rosa_parks_bookingOn December 1, 1955, Rosa Parks was arrested in Montgomery, Alabama for refusing to give up her seat to a white man and move to the back section of the bus.

Because she sat down and refused to give up her seat to a white passenger, Parks was arrested for disobeying an Alabama law requiring blacks to relinquish seats to whites when the bus was full. African Americans were also supposed to sit at the back of the bus, which Parks refused to do.

Her arrest sparked a 381-day boycott, by African Americans and others involved in the Civil Rights Movement, of the Montgomery bus system. It also led to a 1956 Supreme Court decision banning segregation on public transportation.

Parks and her husband were active in the Montgomery Chapter of the National Association for the Advancement of Colored People (NAACP). While working as a tailor’s assistant, Mrs. Parks served as chapter secretary. Later, she advised the NAACP Youth Council. Denied the right to vote on at least two occasions because of her race, Rosa Parks also worked with the Voters League to prepare blacks to register to vote.
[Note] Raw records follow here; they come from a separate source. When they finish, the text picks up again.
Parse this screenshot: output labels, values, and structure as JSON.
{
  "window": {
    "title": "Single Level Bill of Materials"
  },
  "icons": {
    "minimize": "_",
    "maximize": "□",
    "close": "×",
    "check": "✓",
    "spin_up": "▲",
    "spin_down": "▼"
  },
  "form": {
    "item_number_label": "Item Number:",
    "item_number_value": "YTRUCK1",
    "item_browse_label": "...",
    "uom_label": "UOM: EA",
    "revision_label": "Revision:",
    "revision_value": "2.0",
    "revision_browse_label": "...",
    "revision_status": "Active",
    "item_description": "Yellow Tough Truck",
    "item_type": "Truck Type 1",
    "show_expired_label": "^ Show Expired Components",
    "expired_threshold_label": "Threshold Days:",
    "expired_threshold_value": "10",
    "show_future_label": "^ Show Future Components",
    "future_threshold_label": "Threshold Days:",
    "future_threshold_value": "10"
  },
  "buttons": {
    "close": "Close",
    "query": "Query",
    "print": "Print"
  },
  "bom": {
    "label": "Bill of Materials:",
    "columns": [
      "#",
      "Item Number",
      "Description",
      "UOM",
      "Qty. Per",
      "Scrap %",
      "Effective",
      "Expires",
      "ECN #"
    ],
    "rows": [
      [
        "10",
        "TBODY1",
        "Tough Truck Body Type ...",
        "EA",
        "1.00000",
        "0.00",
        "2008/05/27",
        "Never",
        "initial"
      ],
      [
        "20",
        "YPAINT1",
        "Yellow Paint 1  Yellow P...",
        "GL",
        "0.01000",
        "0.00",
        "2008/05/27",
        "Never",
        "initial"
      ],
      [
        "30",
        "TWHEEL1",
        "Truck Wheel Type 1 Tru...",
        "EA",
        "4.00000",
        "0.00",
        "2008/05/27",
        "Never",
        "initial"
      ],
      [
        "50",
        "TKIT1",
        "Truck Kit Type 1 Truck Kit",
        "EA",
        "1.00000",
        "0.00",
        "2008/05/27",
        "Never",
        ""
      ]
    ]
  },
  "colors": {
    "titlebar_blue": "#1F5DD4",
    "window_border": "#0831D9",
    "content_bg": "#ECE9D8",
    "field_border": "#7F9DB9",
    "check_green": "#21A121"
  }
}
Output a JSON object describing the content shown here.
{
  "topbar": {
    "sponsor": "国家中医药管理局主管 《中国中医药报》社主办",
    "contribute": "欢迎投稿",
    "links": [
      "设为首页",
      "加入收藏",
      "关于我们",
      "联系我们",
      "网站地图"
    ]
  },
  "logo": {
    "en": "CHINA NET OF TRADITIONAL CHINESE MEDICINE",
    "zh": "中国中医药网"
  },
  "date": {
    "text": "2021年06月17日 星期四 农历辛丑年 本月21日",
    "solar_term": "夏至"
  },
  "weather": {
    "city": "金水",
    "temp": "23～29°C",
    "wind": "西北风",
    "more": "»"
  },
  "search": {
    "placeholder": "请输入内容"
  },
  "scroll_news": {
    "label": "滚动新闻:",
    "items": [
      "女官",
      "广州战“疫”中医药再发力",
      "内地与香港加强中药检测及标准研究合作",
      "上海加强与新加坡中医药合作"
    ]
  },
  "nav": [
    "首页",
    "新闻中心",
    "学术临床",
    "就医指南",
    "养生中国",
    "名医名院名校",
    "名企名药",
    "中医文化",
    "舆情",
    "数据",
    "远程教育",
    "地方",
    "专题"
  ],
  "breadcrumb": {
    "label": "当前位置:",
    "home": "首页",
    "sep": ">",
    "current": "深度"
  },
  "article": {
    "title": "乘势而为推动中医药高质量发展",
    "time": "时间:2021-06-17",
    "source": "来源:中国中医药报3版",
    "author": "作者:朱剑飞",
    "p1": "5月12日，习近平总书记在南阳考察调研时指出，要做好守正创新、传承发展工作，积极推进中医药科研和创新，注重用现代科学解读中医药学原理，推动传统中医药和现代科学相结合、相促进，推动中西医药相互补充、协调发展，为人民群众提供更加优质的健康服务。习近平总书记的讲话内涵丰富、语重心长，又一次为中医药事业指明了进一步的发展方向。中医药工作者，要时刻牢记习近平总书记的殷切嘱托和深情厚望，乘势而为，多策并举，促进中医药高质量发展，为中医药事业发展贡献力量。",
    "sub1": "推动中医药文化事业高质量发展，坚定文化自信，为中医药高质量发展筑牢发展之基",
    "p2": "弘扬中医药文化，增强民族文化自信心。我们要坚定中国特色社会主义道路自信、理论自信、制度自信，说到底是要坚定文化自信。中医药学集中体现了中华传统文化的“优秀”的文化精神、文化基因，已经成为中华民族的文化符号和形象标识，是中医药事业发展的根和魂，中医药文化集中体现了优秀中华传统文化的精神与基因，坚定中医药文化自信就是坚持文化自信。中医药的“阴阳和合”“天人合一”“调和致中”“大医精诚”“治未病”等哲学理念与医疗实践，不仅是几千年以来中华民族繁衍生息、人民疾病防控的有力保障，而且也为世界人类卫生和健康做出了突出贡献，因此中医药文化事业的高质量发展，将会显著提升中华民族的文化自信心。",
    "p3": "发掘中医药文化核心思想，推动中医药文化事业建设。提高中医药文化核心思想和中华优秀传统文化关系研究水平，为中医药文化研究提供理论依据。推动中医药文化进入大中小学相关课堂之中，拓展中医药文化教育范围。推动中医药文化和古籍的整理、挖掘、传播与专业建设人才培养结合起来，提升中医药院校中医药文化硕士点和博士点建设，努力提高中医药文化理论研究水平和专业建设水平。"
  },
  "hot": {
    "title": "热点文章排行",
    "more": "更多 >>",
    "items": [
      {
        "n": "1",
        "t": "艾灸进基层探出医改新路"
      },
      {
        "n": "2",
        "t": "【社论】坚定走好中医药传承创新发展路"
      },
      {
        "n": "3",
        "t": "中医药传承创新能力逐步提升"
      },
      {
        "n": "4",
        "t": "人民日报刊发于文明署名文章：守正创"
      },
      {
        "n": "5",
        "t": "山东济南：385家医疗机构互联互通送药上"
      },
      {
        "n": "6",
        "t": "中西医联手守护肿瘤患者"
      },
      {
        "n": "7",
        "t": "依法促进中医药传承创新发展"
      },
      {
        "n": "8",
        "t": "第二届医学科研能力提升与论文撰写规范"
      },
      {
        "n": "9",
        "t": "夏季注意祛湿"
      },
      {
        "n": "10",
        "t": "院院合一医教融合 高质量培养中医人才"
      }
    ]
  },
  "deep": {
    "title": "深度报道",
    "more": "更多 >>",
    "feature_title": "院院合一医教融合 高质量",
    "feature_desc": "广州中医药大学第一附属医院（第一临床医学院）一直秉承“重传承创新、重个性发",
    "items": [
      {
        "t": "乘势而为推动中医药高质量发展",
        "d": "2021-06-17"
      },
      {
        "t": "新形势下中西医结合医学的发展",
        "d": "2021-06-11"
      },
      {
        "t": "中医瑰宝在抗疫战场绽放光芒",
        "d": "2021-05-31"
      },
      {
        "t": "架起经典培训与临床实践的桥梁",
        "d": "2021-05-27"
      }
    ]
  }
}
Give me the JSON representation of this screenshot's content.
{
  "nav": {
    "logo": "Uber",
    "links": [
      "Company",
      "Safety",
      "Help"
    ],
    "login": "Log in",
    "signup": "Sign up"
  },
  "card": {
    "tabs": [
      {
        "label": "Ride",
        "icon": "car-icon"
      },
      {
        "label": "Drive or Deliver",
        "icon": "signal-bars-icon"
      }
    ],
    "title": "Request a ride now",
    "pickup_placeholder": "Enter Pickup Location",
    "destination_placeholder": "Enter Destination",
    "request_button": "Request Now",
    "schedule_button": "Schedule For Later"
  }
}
Rosa Parks became known as the “Mother of the Civil Rights Movement,” honored with awards around the world.